When it comes to protecting your business and customers from fraud, implementing best practices for using the Address Verification System (AVS) is crucial. AVS can play a significant role in enhancing transaction security and minimizing the risk of fraudulent activities. Here are some key practices to consider:
Collect and include billing address details: When collecting payment information, make sure you gather the shopper’s accurate billing address details. This information will be used in the AVS verification process, adding an extra layer of security to the transaction.
Submit billing address for AVS verification: Once you have the billing address details, ensure that you submit this information to the issuing bank for AVS verification. This step allows the bank to compare the provided address with the one on file, aiding in the authentication process.

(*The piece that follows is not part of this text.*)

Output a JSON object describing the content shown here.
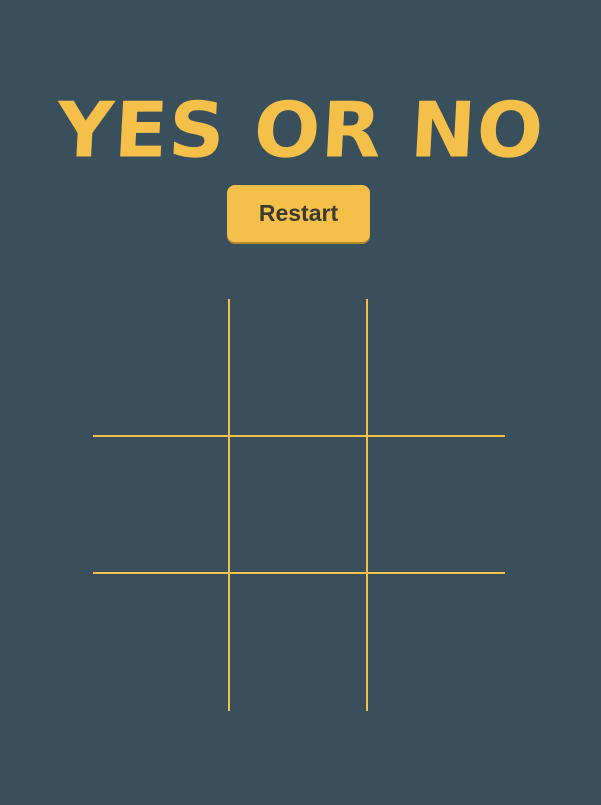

Use AVS response codes as a guide: AVS response codes provide valuable insights into the degree of address matching. Consider these codes as a guide for making informed decisions about order acceptance or further investigation. However, remember that a full AVS match doesn’t guarantee the absence of fraud, so other data points should also be taken into account.
Implement a multilayered fraud protection system: While AVS is an essential tool for transaction security, it should not be solely relied upon. Enhance your fraud prevention strategy by combining AVS with other fraud detection mechanisms such as CVV validation codes, IP address verification, biometric analysis, and device authentication. This multilayered approach can greatly reduce the risk of fraud and provide comprehensive protection.

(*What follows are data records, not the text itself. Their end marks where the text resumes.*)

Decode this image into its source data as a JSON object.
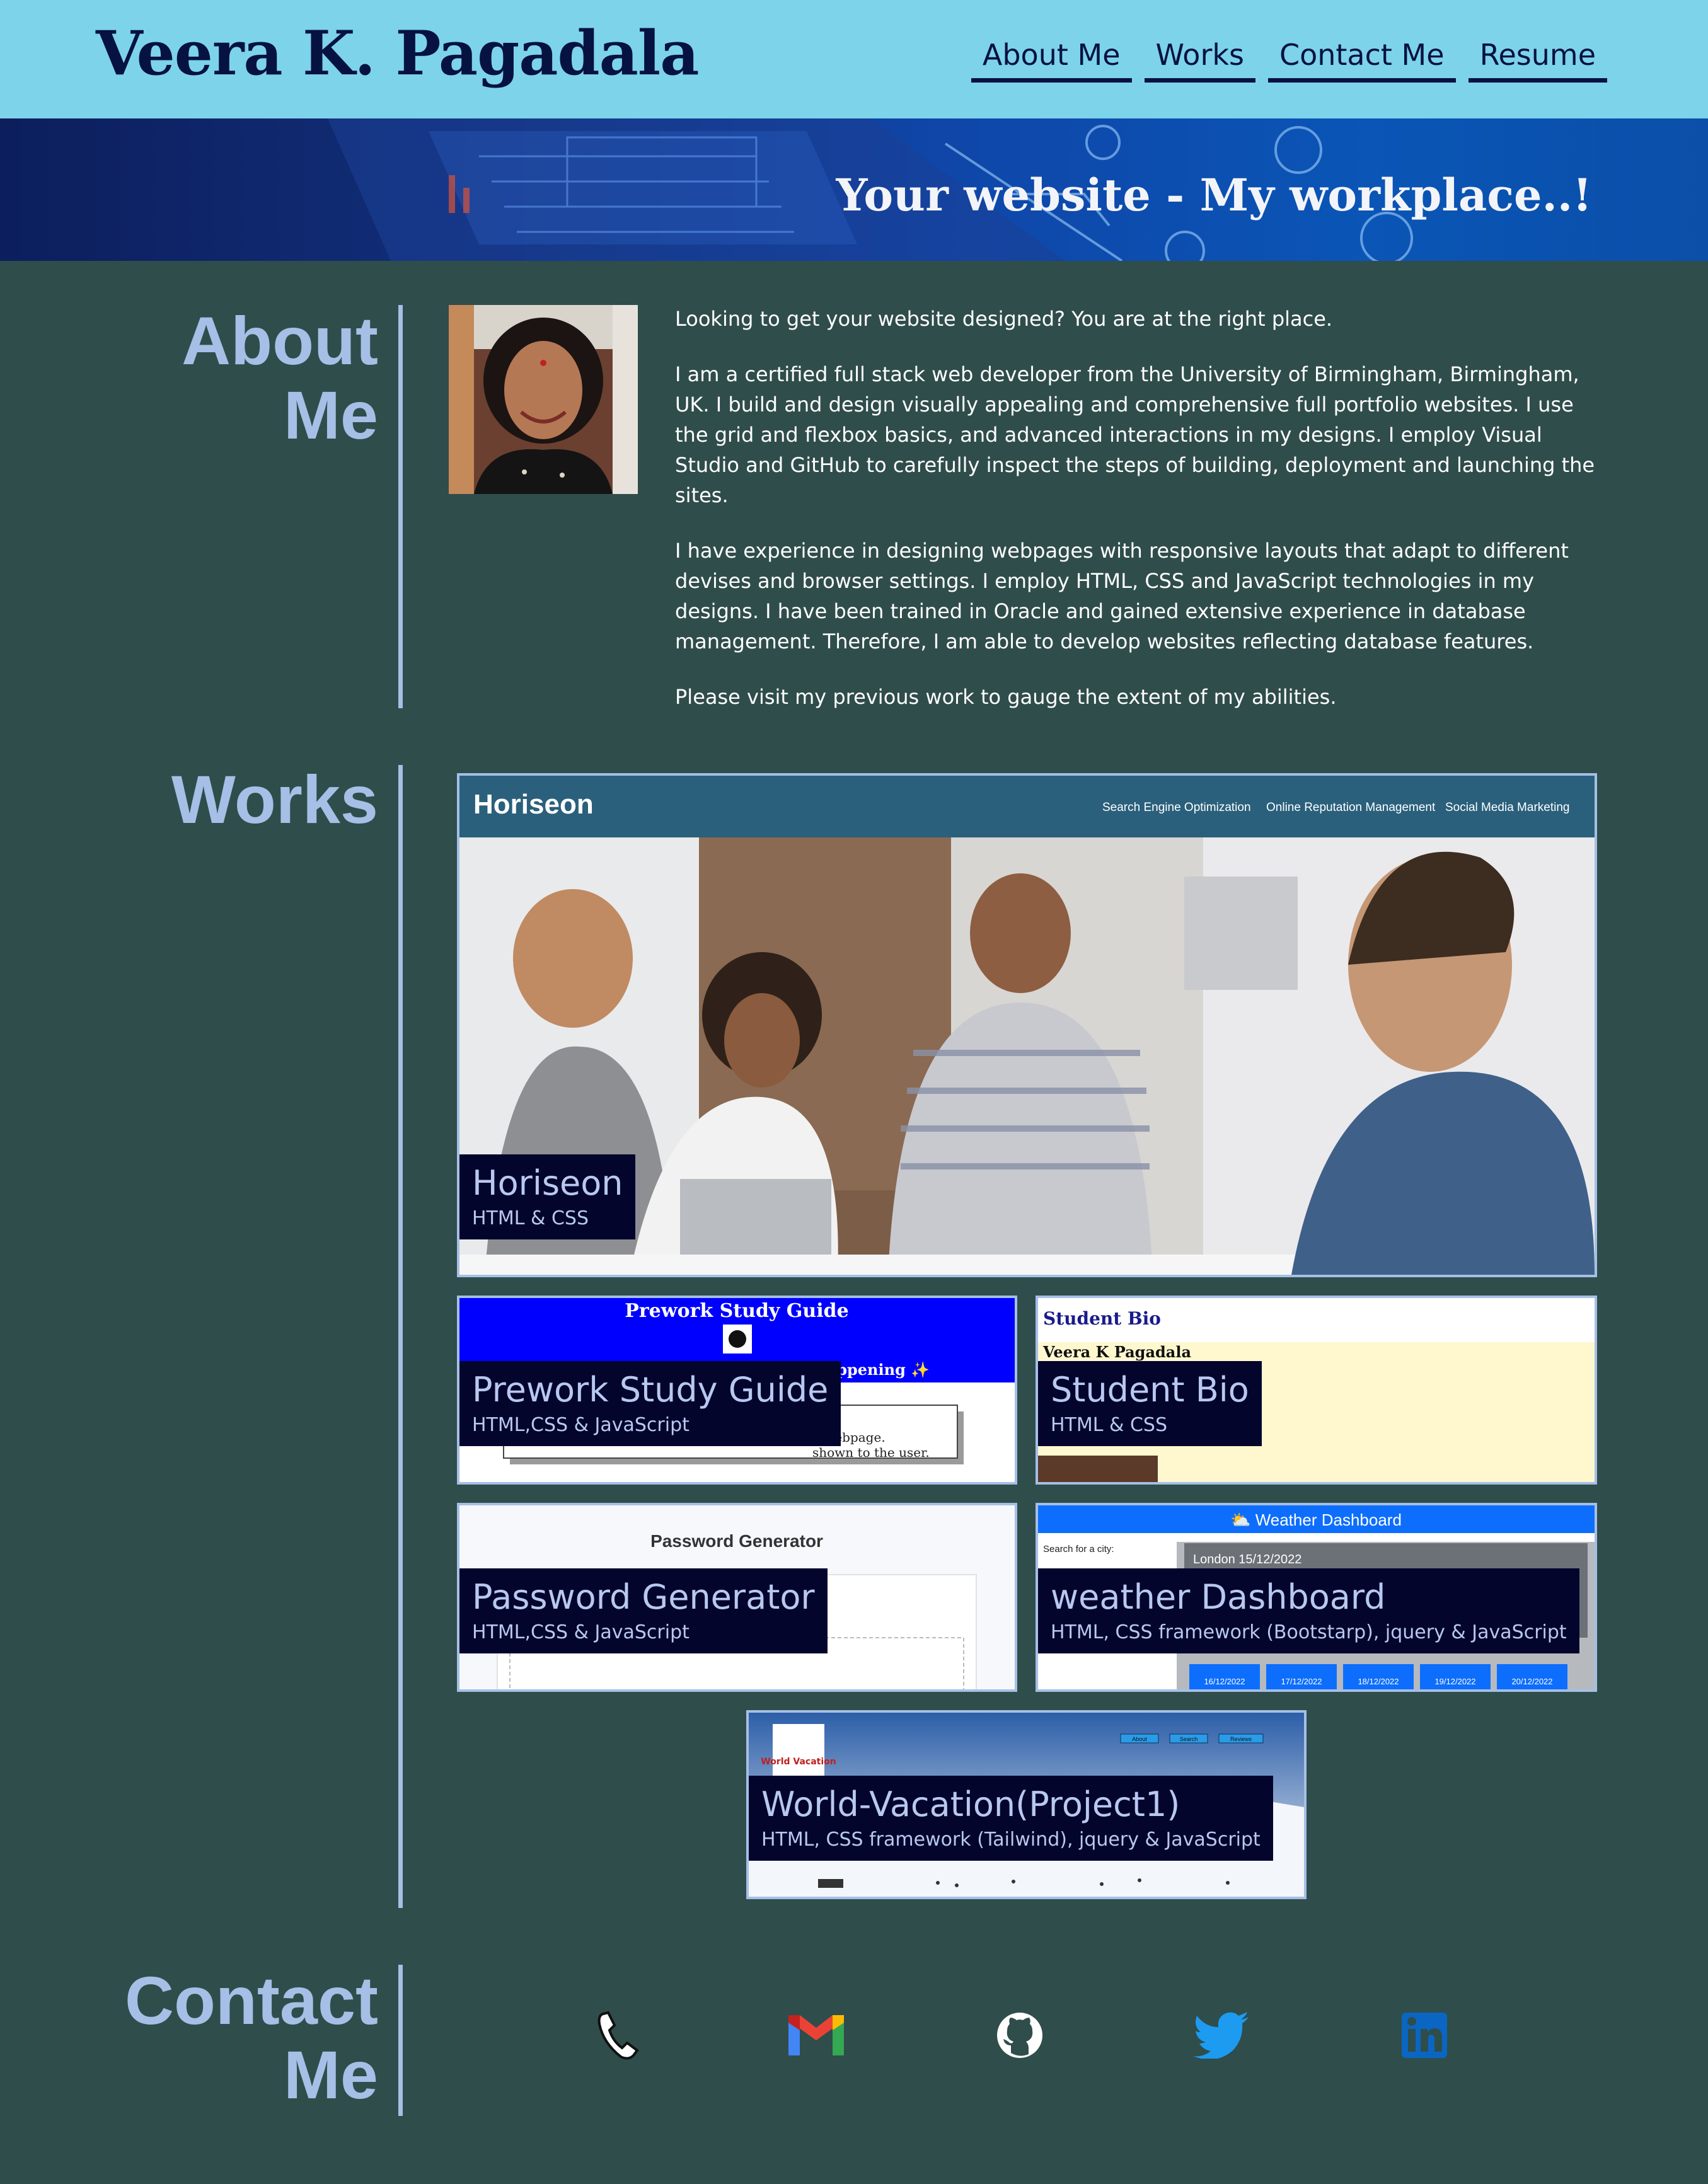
{
  "header": {
    "title": "Veera K. Pagadala",
    "nav": [
      "About Me",
      "Works",
      "Contact Me",
      "Resume"
    ]
  },
  "hero": {
    "tagline": "Your website - My workplace..!"
  },
  "about": {
    "heading": "About Me",
    "paragraphs": [
      "Looking to get your website designed? You are at the right place.",
      "I am a certified full stack web developer from the University of Birmingham, Birmingham, UK. I build and design visually appealing and comprehensive full portfolio websites. I use the grid and flexbox basics, and advanced interactions in my designs. I employ Visual Studio and GitHub to carefully inspect the steps of building, deployment and launching the sites.",
      "I have experience in designing webpages with responsive layouts that adapt to different devises and browser settings. I employ HTML, CSS and JavaScript technologies in my designs. I have been trained in Oracle and gained extensive experience in database management. Therefore, I am able to develop websites reflecting database features.",
      "Please visit my previous work to gauge the extent of my abilities."
    ]
  },
  "works": {
    "heading": "Works",
    "projects": [
      {
        "name": "Horiseon",
        "tech": "HTML & CSS",
        "preview": {
          "brand": "Horiseon",
          "links": [
            "Search Engine Optimization",
            "Online Reputation Management",
            "Social Media Marketing"
          ]
        }
      },
      {
        "name": "Prework Study Guide",
        "tech": "HTML,CSS & JavaScript",
        "preview": {
          "title": "Prework Study Guide",
          "sub": "Happening ✨",
          "line1": "e webpage.",
          "line2": "shown to the user."
        }
      },
      {
        "name": "Student Bio",
        "tech": "HTML & CSS",
        "preview": {
          "title": "Student Bio",
          "owner": "Veera K Pagadala"
        }
      },
      {
        "name": "Password Generator",
        "tech": "HTML,CSS & JavaScript",
        "preview": {
          "title": "Password Generator"
        }
      },
      {
        "name": "weather Dashboard",
        "tech": "HTML, CSS framework (Bootstarp), jquery & JavaScript",
        "preview": {
          "title": "⛅ Weather Dashboard",
          "search": "Search for a city:",
          "city": "London 15/12/2022",
          "days": [
            "16/12/2022",
            "17/12/2022",
            "18/12/2022",
            "19/12/2022",
            "20/12/2022"
          ]
        }
      },
      {
        "name": "World-Vacation(Project1)",
        "tech": "HTML, CSS framework (Tailwind), jquery & JavaScript",
        "preview": {
          "logo": "World Vacation",
          "links": [
            "About",
            "Search",
            "Reviews"
          ]
        }
      }
    ]
  },
  "contact": {
    "heading": "Contact Me",
    "icons": [
      "phone-icon",
      "gmail-icon",
      "github-icon",
      "twitter-icon",
      "linkedin-icon"
    ]
  },
  "colors": {
    "header_bg": "#7dd3ea",
    "page_bg": "#2f4d4b",
    "accent": "#a6bfe6",
    "label_bg": "#03052d",
    "title_text": "#06123f"
  }
}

By following these best practices, you can leverage the power of AVS to enhance transaction security and protect your business and customers from fraudulent activities. Remember, a proactive and comprehensive approach to risk management is key to maintaining a secure and trustworthy online payment environment.
What is the Address Verification Service (AVS)?
The Address Verification Service (AVS) is a tool provided by credit card processors and issuing banks to merchants in order to detect suspicious credit card transactions and prevent credit card fraud. AVS verifies that the billing address entered by the customer is the same as the one associated with the cardholder’s account.
How does the Address Verification Service (AVS) work?
The AVS works by comparing the billing address entered by the customer during the checkout process with the address on file at the issuing bank. The credit card processor sends an AVS code back to the merchant indicating the degree of address matching, which helps authenticate ownership of the card in a non-face-to-face transaction.
Is AVS a foolproof fraud detection method?
No, AVS is not foolproof and may lead to false declines or partial declines. It should be used in conjunction with other data points such as CVV validation codes, IP address verification, biometric analysis, and device authentication for a more comprehensive fraud prevention system.
Can I rely solely on AVS for fraud prevention?
It is not recommended to rely solely on AVS for fraud prevention. AVS should be used as part of a multilayered fraud protection system that includes other fraud detection mechanisms and risk rules.
What are some best practices for using AVS?
To maximize the effectiveness of AVS, merchants should collect and include the shopper’s billing address details in the payment authorization request, submit the billing address information to the issuing bank for AVS verification, use AVS response codes as a guide for order acceptance or further investigation, and consider AVS results alongside other data points during order review.